View Article: PubMed Central - HTML - PubMed

Affiliation: Department of Pharmaceutical Sciences, 777 Highland Avenue, Madison, WI 53705-2222, USA. plavicki@wisc.edu.

ABSTRACT

Background: The outermost layer of the vertebrate heart, the epicardium, forms from a cluster of progenitor cells termed the proepicardium (PE). PE cells migrate onto the myocardium to give rise to the epicardium. Impaired epicardial development has been associated with defects in valve development, cardiomyocyte proliferation and alignment, cardiac conduction system maturation and adult heart regeneration. Zebrafish are an excellent model for studying cardiac development and regeneration; however, little is known about how the zebrafish epicardium forms.

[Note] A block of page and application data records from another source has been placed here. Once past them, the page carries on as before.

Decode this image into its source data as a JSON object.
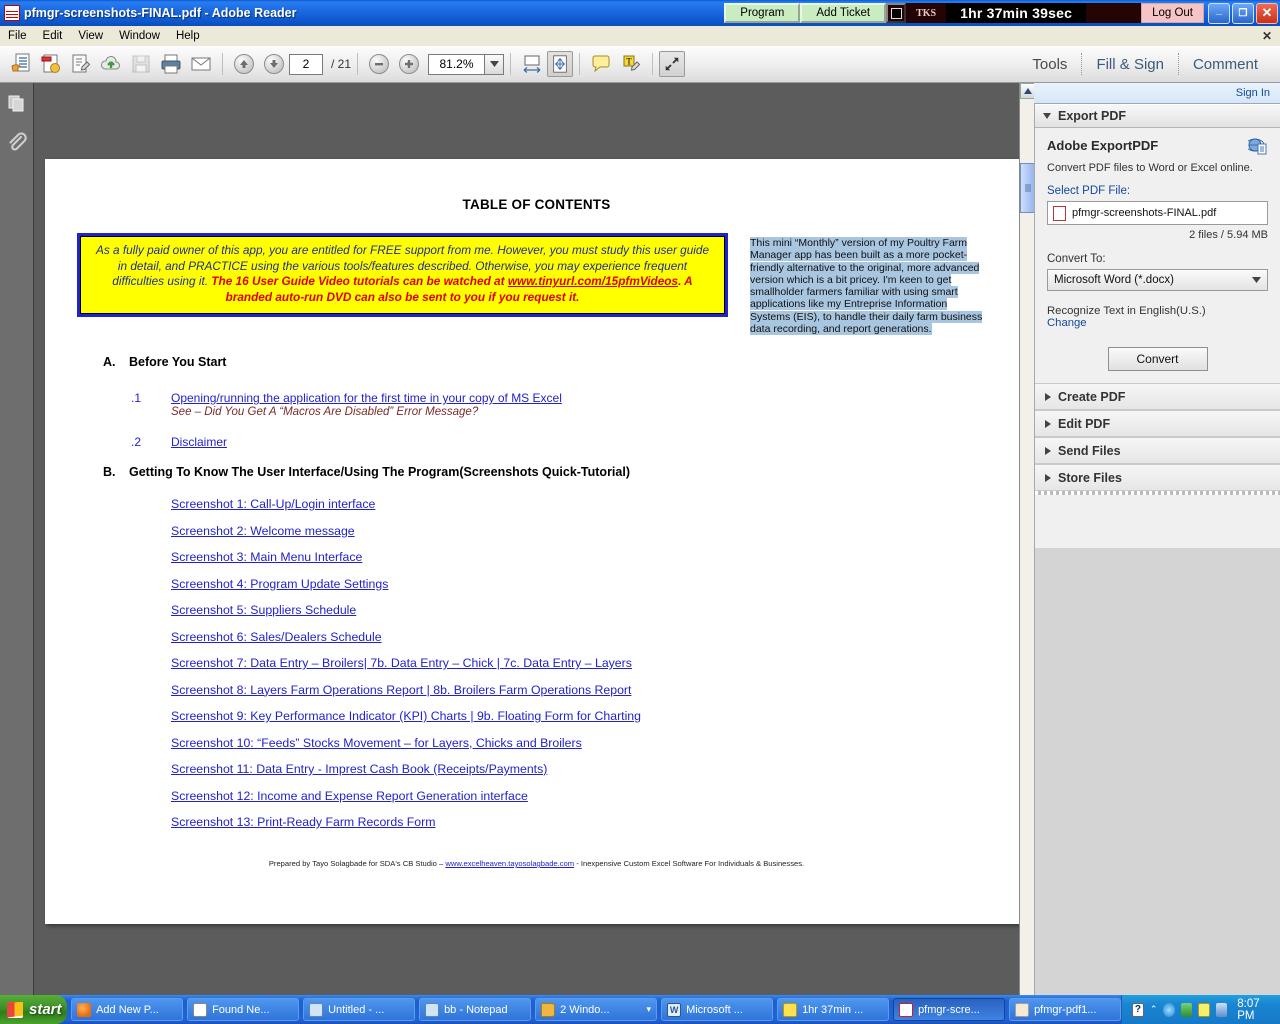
{
  "window": {
    "title": "pfmgr-screenshots-FINAL.pdf - Adobe Reader",
    "app_icon": "pdf-icon",
    "minimize": "_",
    "maximize": "❐",
    "close": "✕"
  },
  "timer_widget": {
    "program_button": "Program",
    "add_ticket_button": "Add Ticket",
    "checkbox_name": "timer-checkbox",
    "tks_label": "TKS",
    "elapsed": "1hr 37min 39sec",
    "logout_button": "Log Out"
  },
  "menubar": {
    "items": [
      "File",
      "Edit",
      "View",
      "Window",
      "Help"
    ],
    "close_doc": "✕"
  },
  "toolbar": {
    "icons": [
      "open-file-icon",
      "create-pdf-icon",
      "edit-pdf-icon",
      "upload-cloud-icon",
      "save-icon",
      "print-icon",
      "email-icon"
    ],
    "prev_page_icon": "arrow-up-icon",
    "next_page_icon": "arrow-down-icon",
    "page_number": "2",
    "page_total": "/ 21",
    "zoom_out_icon": "minus-icon",
    "zoom_in_icon": "plus-icon",
    "zoom_value": "81.2%",
    "zoom_dropdown_icon": "chevron-down-icon",
    "fit_width_icon": "fit-width-icon",
    "fit_page_icon": "fit-page-icon",
    "comment_icon": "sticky-note-icon",
    "highlight_icon": "highlight-text-icon",
    "fullscreen_icon": "expand-arrows-icon",
    "tools_label": "Tools",
    "fill_sign_label": "Fill & Sign",
    "comment_label": "Comment"
  },
  "leftnav": {
    "thumbnails_icon": "page-thumbnails-icon",
    "attachments_icon": "paperclip-icon"
  },
  "document": {
    "title": "TABLE OF CONTENTS",
    "notice": {
      "line1": "As a fully paid owner of this app, you are entitled for FREE support from me. However, you must study this",
      "line2": "user guide in detail, and PRACTICE using the various tools/features described. Otherwise, you may",
      "line3": "experience frequent difficulties using it.",
      "red1": " The 16 User Guide Video tutorials can be watched at",
      "link": "www.tinyurl.com/15pfmVideos",
      "red2": ". A branded auto-run DVD can also be sent to you if you request it."
    },
    "sticky_note": "This mini “Monthly” version of my Poultry Farm Manager app has been built as a more pocket-friendly alternative to the original, more advanced version which is a bit pricey. I'm keen to get smallholder farmers familiar with using smart applications like my Entreprise Information Systems (EIS), to handle their daily farm business data recording, and report generations.",
    "section_a": {
      "label": "A.",
      "title": "Before You Start",
      "items": [
        {
          "num": ".1",
          "link": "Opening/running the application for the first time in your copy of MS Excel",
          "note": "See – Did You Get A “Macros Are Disabled” Error Message?"
        },
        {
          "num": ".2",
          "link": "Disclaimer",
          "note": ""
        }
      ]
    },
    "section_b": {
      "label": "B.",
      "title": "Getting To Know The User Interface/Using The Program(Screenshots Quick-Tutorial)",
      "links": [
        "Screenshot 1:  Call-Up/Login interface",
        "Screenshot 2: Welcome message",
        "Screenshot 3: Main Menu Interface",
        "Screenshot 4: Program Update Settings",
        "Screenshot 5: Suppliers Schedule",
        "Screenshot 6: Sales/Dealers Schedule",
        "Screenshot 7: Data Entry – Broilers| 7b. Data Entry – Chick | 7c. Data Entry – Layers",
        "Screenshot 8: Layers Farm Operations Report | 8b. Broilers Farm Operations Report",
        "Screenshot 9: Key Performance Indicator (KPI) Charts | 9b. Floating Form for Charting",
        "Screenshot 10: “Feeds” Stocks Movement – for Layers, Chicks and Broilers",
        "Screenshot 11: Data Entry - Imprest Cash Book (Receipts/Payments)",
        "Screenshot 12: Income and Expense Report Generation  interface",
        "Screenshot 13: Print-Ready Farm Records Form"
      ]
    },
    "footer": {
      "before": "Prepared by Tayo Solagbade for SDA's CB Studio – ",
      "link": "www.excelheaven.tayosolagbade.com",
      "after": " - Inexpensive Custom Excel Software For Individuals & Businesses."
    }
  },
  "right_panel": {
    "sign_in": "Sign In",
    "export_header": "Export PDF",
    "heading": "Adobe ExportPDF",
    "description": "Convert PDF files to Word or Excel online.",
    "select_label": "Select PDF File:",
    "selected_file": "pfmgr-screenshots-FINAL.pdf",
    "files_info": "2 files / 5.94 MB",
    "convert_label": "Convert To:",
    "convert_value": "Microsoft Word (*.docx)",
    "ocr_text": "Recognize Text in English(U.S.)",
    "change_link": "Change",
    "convert_button": "Convert",
    "sections": [
      "Create PDF",
      "Edit PDF",
      "Send Files",
      "Store Files"
    ]
  },
  "taskbar": {
    "start": "start",
    "tasks": [
      {
        "label": "Add New P...",
        "icon": "firefox-icon",
        "color": "#e8690b",
        "active": false
      },
      {
        "label": "Found Ne...",
        "icon": "window-icon",
        "color": "#ffffff",
        "active": false
      },
      {
        "label": "Untitled - ...",
        "icon": "notepad-icon",
        "color": "#bcd7f0",
        "active": false
      },
      {
        "label": "bb - Notepad",
        "icon": "notepad-icon",
        "color": "#bcd7f0",
        "active": false
      },
      {
        "label": "2 Windo...",
        "icon": "folder-icon",
        "color": "#f5c451",
        "active": false
      },
      {
        "label": "Microsoft ...",
        "icon": "word-icon",
        "color": "#dbe9fa",
        "active": false
      },
      {
        "label": "1hr 37min ...",
        "icon": "clock-icon",
        "color": "#ffe14d",
        "active": false
      },
      {
        "label": "pfmgr-scre...",
        "icon": "pdf-icon",
        "color": "#d33",
        "active": true
      },
      {
        "label": "pfmgr-pdf1...",
        "icon": "pdf-tool-icon",
        "color": "#f0e9d8",
        "active": false
      }
    ],
    "group_chevron": "▾",
    "tray_icons": [
      "help-icon",
      "show-hidden-icon",
      "network-icon",
      "volume-icon",
      "update-icon"
    ],
    "clock": "8:07 PM"
  }
}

Results: We report that PE migration occurs through multiple mechanisms and that the zebrafish epicardium is composed of a heterogeneous population of cells. Heterogeneity is first observed within the PE and persists through epicardium formation. Using in vivo imaging, histology and confocal microscopy, we show that PE cells migrate through a cellular bridge that forms between the pericardial mesothelium and the heart. We also observed the formation of PE aggregates on the pericardial surface, which were released into the pericardial cavity. It was previously reported that heartbeat-induced pericardiac fluid advections are necessary for PE cluster formation and subsequent epicardium development. We manipulated heartbeat genetically and pharmacologically and found that PE clusters clearly form in the absence of heartbeat. However, when heartbeat was inhibited the PE failed to migrate to the myocardium and the epicardium did not form. We isolated and cultured hearts with only a few epicardial progenitor cells and found a complete epicardial layer formed. However, pharmacologically inhibiting contraction in culture prevented epicardium formation. Furthermore, we isolated control and silent heart (sih) morpholino (MO) injected hearts prior to epicardium formation (60 hpf) and co-cultured these hearts with "donor" hearts that had an epicardium forming (108 hpf). Epicardial cells from donor hearts migrated on to control but not sih MO injected hearts.

Conclusions: Epicardial cells stem from a heterogeneous population of progenitors, suggesting that the progenitors in the PE have distinct identities. PE cells attach to the heart via a cellular bridge and free-floating cell clusters. Pericardiac fluid advections are not necessary for the development of the PE cluster, however heartbeat is required for epicardium formation. Epicardium formation can occur in culture without normal hydrodynamic and hemodynamic forces, but not without contraction.

Show MeSH
Related in: MedlinePlus